Problem details - Go line by line through the entries below and count those containing the string "subject"; give only the count.

[Start of Attachment]

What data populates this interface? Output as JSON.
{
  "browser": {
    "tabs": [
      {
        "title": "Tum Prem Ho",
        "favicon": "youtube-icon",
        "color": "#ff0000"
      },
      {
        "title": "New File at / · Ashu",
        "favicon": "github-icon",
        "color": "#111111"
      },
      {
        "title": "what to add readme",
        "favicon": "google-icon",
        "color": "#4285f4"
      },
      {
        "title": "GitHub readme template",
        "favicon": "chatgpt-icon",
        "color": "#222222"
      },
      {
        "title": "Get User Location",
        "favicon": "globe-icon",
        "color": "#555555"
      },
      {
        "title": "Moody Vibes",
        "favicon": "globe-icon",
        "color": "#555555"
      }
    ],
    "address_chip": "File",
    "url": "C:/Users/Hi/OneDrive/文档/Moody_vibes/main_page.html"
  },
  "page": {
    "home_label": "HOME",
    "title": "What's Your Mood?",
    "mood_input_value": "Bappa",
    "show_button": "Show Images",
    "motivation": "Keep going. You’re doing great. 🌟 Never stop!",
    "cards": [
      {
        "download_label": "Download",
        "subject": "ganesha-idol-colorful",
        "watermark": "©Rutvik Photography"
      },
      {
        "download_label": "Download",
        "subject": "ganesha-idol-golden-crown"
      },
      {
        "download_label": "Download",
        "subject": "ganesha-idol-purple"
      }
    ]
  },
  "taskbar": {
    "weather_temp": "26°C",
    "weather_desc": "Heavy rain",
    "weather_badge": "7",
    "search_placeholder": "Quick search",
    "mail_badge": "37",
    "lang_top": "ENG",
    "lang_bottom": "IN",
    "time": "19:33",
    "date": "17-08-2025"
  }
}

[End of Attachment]

Reply to the task - 3